According to the Canadian Journal of Diabetes, 51% of South Asians screened had prediabetes. If you want to know where you stand, this quick questionnaire from Diabetes Canada will show you your risk level.
I know it can be difficult to modify a diet that we’re so used to into a healthy South Asian/Punjabi diet, but it’s not impossible! I’m not saying we have to give up on gulab jamun for good – I’m just saying it’s time we switch things up and try only indulging in those premium sweets on special occasions.
What do you like to cook when you’ve got some time? Have you found easy ways to make your favourite foods a little bit healthier? Share your tricks in the comments below!
Are you trying to snack healthier? If so, we’ve got your back!
Download the free “Snack Hacks” ebook right now.
Dr. Razan Khan is a Toronto-based pharmacist with experiences in numerous settings caring for diverse patient populations, both in Canada and the United States. Having earned his Doctor of Pharmacy degree at Marshall University, Dr. Khan is equipped with a strong healthcare and science background. With an interest in patient care and education, he is passionate about effectively communicating complex health information with others. Dr. Khan has also worked with dynamic brands such as P&G, Bayer, AstraZeneca, Johnson & Johnson, and Ascensia Diabetes Care creating a variety of engaging educational content.

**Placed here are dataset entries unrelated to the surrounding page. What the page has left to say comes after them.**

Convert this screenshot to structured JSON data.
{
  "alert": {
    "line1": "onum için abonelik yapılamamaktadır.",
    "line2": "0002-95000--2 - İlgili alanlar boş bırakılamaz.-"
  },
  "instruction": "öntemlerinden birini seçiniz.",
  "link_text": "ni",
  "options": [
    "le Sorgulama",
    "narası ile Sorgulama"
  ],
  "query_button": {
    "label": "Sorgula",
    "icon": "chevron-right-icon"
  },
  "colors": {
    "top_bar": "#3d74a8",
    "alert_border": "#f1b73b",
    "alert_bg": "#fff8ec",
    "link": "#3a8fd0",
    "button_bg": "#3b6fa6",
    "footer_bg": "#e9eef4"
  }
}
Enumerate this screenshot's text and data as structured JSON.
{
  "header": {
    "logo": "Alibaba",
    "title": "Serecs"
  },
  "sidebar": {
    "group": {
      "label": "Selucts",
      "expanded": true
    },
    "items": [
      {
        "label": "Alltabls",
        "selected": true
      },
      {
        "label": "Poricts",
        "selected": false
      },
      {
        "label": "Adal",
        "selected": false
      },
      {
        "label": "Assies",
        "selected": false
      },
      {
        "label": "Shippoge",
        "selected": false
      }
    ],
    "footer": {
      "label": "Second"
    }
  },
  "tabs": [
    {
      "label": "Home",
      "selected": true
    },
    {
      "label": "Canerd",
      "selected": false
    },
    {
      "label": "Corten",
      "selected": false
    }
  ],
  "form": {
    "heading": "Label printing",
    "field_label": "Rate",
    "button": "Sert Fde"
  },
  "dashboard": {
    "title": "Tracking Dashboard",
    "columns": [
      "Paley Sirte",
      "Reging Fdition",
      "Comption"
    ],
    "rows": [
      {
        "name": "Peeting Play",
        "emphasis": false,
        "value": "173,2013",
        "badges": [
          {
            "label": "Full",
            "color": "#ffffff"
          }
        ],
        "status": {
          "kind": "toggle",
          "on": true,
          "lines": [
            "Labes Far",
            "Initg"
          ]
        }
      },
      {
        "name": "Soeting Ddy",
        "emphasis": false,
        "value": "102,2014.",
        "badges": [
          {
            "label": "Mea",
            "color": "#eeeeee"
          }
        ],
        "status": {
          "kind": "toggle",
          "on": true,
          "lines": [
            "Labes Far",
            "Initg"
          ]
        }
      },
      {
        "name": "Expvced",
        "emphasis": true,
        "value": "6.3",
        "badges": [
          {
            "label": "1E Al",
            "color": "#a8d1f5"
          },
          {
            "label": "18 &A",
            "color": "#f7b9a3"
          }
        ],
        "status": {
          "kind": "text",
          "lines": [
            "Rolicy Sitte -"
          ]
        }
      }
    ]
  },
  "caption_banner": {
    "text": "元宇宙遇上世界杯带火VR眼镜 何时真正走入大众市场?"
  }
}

Visit his website to learn more about his interests in healthcare, writing, and beyond.